The Law Center prides itself on an accessible faculty that is deeply involved in student life and supportive of student organizations. The multiple resources of one of America’s great research universities are close at hand and readily available for students seeking the advantages of interdisciplinary study, including joint programs in business administration, public administration, and mass communications.
Recent Changes at LSU Law
Working closely with the student leadership of the Class of 2010, the LSU Law faculty adopted several important changes to our program during the 2009-10 academic year.These changes were designed to enhance the competitiveness of our students in an increasingly competitive national legal employment market.The changes provide considerable additional flexibility to our students in planning their studies and their summer activities.Among the key changes were these:
The LSU Law grading system, a 4.0 system that had been pegged approximately .4 below other law school 4.0 systems, was recalibrated so as to provide students at LSU Law with grades comparable to those awarded by other law schools for comparable levels of achievement.
The longstanding requirement of mandatory attendance during a seventh semester—i.e., required summer school attendance— was eliminated.We still offer our outstanding summer program in Lyon, France for the many students who choose it, as well as summer school courses in Baton Rouge to the extent of student demand.
Upperclass course requirements were relaxed to permit Louisiana students to focus more intently on Louisiana-based courses and to allow nonresident students to concentrate on international and comparative courses that are not directly rooted in Louisiana law.
Law School Costs and Law Student Debt: A Realistic Assessment
The tuition costs advantage that state university law schools have traditionally enjoyed over their private university peers has become even more dramatic over the last decade. Many of the latter have pushed their total three-year tuition and fee costs into the $100,000 to $135,000 range.These high costs can leave law students with skyrocketing law school loan burdens.
These national trends are fully in evidence in Louisiana where three-year in-state tuition differentials dividing LSU Law from its private law school peers are similarly dramatic.
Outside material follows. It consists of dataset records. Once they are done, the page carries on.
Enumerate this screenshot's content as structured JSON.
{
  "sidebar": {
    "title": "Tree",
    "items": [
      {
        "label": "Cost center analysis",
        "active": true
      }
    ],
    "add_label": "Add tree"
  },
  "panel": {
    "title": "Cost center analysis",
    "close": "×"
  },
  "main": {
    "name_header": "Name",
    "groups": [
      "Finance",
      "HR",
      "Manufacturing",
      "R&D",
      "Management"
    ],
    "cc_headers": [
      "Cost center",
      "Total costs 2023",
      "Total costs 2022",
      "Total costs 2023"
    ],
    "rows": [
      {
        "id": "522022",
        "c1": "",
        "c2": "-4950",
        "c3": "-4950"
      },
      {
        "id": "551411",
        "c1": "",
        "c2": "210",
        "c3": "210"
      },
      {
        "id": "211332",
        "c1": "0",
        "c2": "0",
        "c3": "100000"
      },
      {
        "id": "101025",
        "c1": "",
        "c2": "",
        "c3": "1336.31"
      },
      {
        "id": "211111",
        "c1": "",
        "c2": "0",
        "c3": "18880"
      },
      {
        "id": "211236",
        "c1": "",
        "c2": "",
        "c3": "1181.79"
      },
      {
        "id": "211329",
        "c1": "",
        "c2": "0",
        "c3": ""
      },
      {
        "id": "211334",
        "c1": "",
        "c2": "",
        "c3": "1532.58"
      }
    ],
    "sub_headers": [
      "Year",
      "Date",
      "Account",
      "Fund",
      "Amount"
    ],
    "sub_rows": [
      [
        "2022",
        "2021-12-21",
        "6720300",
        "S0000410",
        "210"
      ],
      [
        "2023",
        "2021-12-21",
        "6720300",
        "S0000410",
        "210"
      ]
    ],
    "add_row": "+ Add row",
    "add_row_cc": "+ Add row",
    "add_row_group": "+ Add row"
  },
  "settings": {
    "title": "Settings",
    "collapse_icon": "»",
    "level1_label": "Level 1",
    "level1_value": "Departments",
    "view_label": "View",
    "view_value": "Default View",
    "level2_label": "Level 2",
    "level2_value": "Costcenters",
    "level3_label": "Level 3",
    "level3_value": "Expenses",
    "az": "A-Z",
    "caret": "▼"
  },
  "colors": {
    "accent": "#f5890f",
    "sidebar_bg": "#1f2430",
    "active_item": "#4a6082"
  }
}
In-state LSU Law students may save some $50,000 to $90,000 in tuition and fees over three years. LSU Law’s lower costs enable its students to avoid or minimize the difficult problems that high student debt creates for students whose private law school costs are dramatically greater and whose student debt often exceeds $100,000. At this writing, in June 2010, state budget reductions make future tuition increases virtually inevitable and substantial tuition increases likely.
Nevertheless, we believe strongly in maximizing the access of a wide range of students to LSU Law. Even in these challenging times, we will do all we can to remain keenly competitive with our public law school peers and to provide an extraordinary value relative to our private law school peers while maintaining the proven quality of an LSU Law education.
If you are interested in applying to the Law Center, please contact the Admissions Office to obtain future information about visiting the campus. Our friendly and experienced admissions staff can provide you with additional information and would be delighted to welcome you to the Law Center.
Jack M. Weiss